The archaeological site of Ichkabal is getting ready to open its doors and bring a greater number of tourists to the southern region of Quintana Roo.
Dating back to 300 BC and containing structures higher than 40 meters, the site is older than Calakmul in Campeche and taller than Chichén Itzá in Yucatán.
Ichkabal was first reached by archaeologists in 1995. Spread over more than 30 square kilometers, the relatively recent discovery is believed to have been one of the most important political centers in the region during the Preclassic Mayan era.
“Everything is yet to be discovered in Ichkabal,” said INAH, the National Institute of Anthropology and History, in a prepared statement, adding that the first archaeological explorations of the site started in 2009.
Ichkabal is located 82 kilometers from Chetumal, the state capital, in the municipality of Bacalar.
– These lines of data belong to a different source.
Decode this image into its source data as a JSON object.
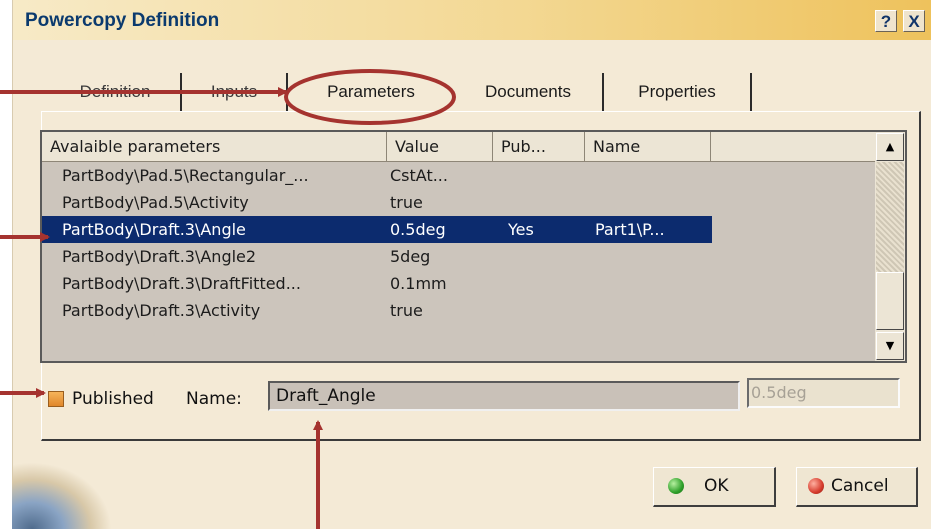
{
  "window": {
    "title": "Powercopy Definition",
    "help_label": "?",
    "close_label": "X"
  },
  "tabs": [
    {
      "label": "Definition"
    },
    {
      "label": "Inputs"
    },
    {
      "label": "Parameters",
      "active": true
    },
    {
      "label": "Documents"
    },
    {
      "label": "Properties"
    }
  ],
  "parameters_table": {
    "columns": [
      "Avalaible parameters",
      "Value",
      "Pub...",
      "Name"
    ],
    "rows": [
      {
        "param": "PartBody\\Pad.5\\Rectangular_...",
        "value": "CstAt...",
        "pub": "",
        "name": ""
      },
      {
        "param": "PartBody\\Pad.5\\Activity",
        "value": "true",
        "pub": "",
        "name": ""
      },
      {
        "param": "PartBody\\Draft.3\\Angle",
        "value": "0.5deg",
        "pub": "Yes",
        "name": "Part1\\P...",
        "selected": true
      },
      {
        "param": "PartBody\\Draft.3\\Angle2",
        "value": "5deg",
        "pub": "",
        "name": ""
      },
      {
        "param": "PartBody\\Draft.3\\DraftFitted...",
        "value": "0.1mm",
        "pub": "",
        "name": ""
      },
      {
        "param": "PartBody\\Draft.3\\Activity",
        "value": "true",
        "pub": "",
        "name": ""
      }
    ],
    "scroll_up_icon": "triangle-up-icon",
    "scroll_down_icon": "triangle-down-icon"
  },
  "published": {
    "label": "Published",
    "checked": true,
    "name_label": "Name:",
    "name_value": "Draft_Angle",
    "value_display": "0.5deg"
  },
  "buttons": {
    "ok_label": "OK",
    "cancel_label": "Cancel"
  },
  "colors": {
    "selection": "#0c2b6e",
    "annotation": "#a5332f",
    "ok_icon": "#2fa02a",
    "cancel_icon": "#d63b2c"
  }
}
Set in a region of natural wealth and a forest reserve, Ichkabal has the potential to be a great environmental conservation project.
The grounds around the site can also offer ecotourism opportunities such as hiking and birdwatching.
The region currently receives an average of 100,000 visitors per year, a figure expected to increase by 20% every year once the new site opens its doors in 2017 or 2018.
The federal government has allocated 11 million pesos for tourism-related infrastructure.
The investment will include upgrading the road to the site, ecotourism promotion, training of tourism services staff, the creation of cultural products and the integration of archaeological corridors.
The state Secretary of Tourism believes that the opening of Ichkabal will be a major economic, social and tourism boost for the entire southern region of Quintana Roo.
Source: El Universal (sp)